## What you have to do
In the data below, find each line carrying the string "this" and copy it out.

## Source material
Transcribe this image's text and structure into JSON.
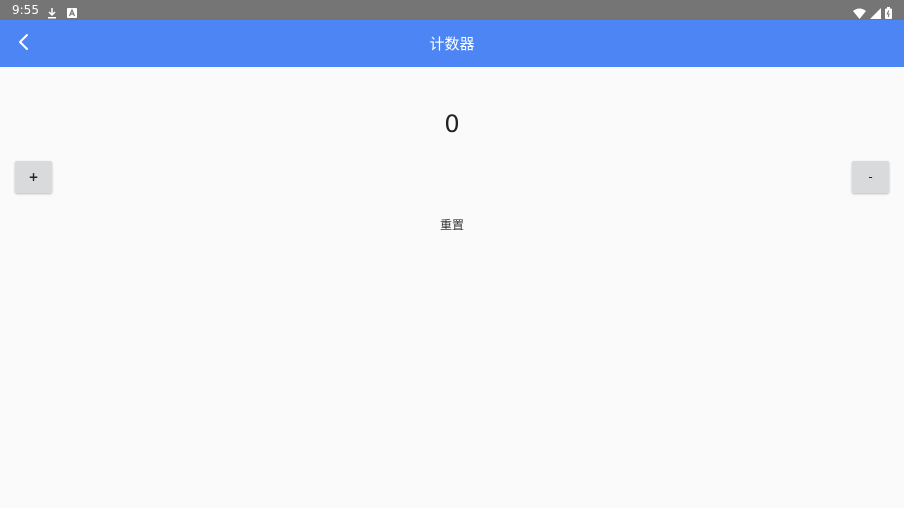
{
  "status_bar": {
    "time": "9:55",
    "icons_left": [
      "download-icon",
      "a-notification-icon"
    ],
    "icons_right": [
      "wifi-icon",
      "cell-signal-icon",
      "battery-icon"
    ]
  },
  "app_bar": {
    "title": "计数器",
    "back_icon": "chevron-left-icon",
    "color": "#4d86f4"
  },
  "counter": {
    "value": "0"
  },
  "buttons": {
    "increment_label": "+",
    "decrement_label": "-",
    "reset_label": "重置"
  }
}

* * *

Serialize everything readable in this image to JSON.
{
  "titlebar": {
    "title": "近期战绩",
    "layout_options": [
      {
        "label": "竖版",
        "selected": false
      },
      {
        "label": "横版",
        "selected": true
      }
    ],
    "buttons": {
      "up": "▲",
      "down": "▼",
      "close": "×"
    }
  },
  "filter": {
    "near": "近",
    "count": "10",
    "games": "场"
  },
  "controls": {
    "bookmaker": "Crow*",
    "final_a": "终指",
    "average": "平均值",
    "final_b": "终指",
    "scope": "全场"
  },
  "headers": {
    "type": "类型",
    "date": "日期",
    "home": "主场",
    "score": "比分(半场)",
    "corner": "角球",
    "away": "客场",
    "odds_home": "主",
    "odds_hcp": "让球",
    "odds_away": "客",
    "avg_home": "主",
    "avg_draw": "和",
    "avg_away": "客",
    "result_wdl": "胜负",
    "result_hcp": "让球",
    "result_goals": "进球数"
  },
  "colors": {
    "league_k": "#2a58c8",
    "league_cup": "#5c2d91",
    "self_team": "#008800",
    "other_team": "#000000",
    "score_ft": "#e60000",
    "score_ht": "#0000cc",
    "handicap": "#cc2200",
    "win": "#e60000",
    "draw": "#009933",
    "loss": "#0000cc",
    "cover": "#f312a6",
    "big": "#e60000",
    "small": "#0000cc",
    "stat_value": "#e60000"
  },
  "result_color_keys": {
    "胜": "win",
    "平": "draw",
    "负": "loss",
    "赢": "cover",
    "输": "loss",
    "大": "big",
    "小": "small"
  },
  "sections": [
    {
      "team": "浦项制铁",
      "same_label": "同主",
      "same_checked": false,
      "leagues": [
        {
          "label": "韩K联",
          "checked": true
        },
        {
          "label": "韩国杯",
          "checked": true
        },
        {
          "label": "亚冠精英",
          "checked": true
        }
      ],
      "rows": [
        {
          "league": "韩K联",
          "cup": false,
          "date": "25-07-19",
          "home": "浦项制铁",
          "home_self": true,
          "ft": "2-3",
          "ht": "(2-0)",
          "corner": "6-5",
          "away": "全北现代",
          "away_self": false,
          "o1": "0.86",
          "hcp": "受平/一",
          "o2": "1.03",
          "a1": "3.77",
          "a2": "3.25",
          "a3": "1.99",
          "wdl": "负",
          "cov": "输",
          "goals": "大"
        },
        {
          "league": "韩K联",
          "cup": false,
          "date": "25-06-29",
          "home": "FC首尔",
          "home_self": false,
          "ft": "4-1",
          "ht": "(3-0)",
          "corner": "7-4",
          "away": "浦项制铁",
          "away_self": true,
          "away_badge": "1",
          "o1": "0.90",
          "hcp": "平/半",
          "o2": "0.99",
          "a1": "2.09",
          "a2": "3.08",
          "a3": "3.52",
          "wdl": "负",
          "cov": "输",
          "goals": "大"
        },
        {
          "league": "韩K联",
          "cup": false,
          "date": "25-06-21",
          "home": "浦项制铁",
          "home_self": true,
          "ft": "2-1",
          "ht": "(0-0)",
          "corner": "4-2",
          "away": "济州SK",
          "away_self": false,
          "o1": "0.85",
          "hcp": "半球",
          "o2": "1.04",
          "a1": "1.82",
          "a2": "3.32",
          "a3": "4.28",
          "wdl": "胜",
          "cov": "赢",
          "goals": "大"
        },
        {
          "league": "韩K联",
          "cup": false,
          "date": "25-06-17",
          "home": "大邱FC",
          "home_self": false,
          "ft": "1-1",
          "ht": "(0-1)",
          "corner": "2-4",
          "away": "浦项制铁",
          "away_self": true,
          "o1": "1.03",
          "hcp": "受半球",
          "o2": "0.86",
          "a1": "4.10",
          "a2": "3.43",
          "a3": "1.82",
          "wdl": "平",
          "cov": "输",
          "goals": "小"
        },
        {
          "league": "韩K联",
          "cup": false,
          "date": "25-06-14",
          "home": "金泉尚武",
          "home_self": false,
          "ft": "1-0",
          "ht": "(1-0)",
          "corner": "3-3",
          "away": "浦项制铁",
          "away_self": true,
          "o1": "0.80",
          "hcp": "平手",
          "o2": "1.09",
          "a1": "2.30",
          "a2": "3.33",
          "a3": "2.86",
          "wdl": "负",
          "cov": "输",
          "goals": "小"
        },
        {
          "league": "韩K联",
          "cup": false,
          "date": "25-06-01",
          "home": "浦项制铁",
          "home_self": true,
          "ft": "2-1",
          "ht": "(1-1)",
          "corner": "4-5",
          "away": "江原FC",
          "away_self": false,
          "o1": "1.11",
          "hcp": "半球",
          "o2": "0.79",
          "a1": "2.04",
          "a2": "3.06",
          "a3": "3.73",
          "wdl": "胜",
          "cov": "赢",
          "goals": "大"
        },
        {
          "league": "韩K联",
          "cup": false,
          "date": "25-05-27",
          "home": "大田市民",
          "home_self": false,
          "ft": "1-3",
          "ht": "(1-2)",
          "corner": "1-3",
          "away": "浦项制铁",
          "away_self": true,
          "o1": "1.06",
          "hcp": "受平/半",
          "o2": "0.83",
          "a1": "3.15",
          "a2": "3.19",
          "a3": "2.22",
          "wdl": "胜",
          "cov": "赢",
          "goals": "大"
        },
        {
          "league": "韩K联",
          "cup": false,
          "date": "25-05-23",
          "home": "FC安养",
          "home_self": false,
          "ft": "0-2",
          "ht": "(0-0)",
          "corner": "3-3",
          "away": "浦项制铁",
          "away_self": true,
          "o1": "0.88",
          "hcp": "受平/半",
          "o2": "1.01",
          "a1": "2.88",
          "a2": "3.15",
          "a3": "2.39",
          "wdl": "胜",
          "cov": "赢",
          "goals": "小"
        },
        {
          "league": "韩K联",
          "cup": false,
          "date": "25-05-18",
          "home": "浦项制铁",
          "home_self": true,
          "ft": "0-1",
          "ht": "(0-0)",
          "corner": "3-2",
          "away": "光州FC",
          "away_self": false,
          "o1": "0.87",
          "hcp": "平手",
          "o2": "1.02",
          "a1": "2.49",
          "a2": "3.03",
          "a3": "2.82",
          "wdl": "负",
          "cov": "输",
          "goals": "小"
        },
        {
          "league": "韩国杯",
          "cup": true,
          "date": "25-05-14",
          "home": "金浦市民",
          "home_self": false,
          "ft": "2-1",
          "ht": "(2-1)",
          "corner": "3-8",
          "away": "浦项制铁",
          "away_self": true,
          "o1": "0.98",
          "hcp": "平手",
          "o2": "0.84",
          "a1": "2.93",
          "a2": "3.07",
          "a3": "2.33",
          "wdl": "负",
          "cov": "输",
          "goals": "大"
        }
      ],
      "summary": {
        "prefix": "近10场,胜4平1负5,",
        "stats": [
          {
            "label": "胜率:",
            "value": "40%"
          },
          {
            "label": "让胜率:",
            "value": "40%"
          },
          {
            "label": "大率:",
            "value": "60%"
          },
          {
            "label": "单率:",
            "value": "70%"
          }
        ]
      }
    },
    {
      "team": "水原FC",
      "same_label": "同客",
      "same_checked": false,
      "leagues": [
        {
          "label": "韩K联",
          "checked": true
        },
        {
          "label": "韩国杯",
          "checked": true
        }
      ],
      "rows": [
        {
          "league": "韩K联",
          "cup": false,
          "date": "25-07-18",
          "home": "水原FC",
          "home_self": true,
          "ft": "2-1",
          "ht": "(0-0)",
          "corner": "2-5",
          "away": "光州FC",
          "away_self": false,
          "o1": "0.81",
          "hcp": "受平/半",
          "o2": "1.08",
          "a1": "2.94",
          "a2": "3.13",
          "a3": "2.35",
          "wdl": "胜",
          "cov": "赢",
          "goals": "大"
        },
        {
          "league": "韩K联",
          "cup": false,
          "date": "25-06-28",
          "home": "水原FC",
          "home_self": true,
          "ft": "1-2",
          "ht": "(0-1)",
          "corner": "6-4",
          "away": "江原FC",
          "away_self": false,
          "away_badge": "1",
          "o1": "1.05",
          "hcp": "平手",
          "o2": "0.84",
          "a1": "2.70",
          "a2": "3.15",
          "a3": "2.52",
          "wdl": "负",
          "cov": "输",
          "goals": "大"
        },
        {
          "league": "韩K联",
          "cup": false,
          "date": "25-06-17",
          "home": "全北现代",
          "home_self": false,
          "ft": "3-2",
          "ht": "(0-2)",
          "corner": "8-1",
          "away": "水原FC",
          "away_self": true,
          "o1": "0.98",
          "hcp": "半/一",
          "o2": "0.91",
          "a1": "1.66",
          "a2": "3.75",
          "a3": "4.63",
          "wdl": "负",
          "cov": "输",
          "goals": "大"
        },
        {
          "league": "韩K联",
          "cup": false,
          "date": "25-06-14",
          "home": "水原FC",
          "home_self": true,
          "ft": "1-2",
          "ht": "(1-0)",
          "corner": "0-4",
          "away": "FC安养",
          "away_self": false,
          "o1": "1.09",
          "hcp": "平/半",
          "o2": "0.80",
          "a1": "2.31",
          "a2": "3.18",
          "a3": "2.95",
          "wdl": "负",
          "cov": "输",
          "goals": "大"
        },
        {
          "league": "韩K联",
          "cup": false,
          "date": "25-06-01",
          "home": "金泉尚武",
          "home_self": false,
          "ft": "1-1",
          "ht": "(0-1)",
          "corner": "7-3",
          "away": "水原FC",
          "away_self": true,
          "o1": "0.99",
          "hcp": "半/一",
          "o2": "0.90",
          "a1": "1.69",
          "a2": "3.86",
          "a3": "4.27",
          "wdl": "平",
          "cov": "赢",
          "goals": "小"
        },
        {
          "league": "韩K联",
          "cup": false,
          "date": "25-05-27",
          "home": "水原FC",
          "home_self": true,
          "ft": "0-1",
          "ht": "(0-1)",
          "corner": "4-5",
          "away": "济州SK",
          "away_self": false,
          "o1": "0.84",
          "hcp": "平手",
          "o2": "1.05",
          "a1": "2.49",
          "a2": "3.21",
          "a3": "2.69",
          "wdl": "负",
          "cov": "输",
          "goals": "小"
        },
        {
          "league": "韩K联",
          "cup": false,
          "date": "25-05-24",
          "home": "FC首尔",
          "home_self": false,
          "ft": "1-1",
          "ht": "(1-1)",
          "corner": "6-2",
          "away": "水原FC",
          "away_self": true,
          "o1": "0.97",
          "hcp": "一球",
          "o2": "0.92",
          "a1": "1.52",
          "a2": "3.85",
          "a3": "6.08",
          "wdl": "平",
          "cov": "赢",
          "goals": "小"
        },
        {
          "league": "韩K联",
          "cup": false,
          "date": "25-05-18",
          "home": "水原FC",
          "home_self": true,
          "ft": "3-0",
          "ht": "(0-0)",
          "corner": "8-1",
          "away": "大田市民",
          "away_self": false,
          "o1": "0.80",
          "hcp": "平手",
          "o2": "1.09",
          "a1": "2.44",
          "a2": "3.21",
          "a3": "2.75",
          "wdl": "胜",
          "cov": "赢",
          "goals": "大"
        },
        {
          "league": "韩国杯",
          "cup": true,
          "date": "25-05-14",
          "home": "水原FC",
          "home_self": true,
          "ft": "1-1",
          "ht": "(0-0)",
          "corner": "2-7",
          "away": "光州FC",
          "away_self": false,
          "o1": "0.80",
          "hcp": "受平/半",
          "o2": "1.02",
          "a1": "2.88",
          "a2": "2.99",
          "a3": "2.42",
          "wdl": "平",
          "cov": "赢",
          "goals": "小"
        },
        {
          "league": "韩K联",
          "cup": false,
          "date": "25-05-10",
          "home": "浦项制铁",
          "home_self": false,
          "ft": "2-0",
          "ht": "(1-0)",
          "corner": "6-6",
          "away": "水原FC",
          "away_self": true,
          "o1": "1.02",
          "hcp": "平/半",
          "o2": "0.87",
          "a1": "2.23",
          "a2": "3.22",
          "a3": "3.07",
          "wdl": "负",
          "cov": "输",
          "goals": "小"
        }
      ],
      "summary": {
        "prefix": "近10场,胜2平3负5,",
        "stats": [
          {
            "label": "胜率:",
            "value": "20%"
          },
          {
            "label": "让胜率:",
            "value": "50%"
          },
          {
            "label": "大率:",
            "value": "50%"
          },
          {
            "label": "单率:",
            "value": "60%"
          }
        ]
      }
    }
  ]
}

## Solution to the exercise
Transcribe this image's text and structure into JSON.
Serialize everything readable in this image to JSON.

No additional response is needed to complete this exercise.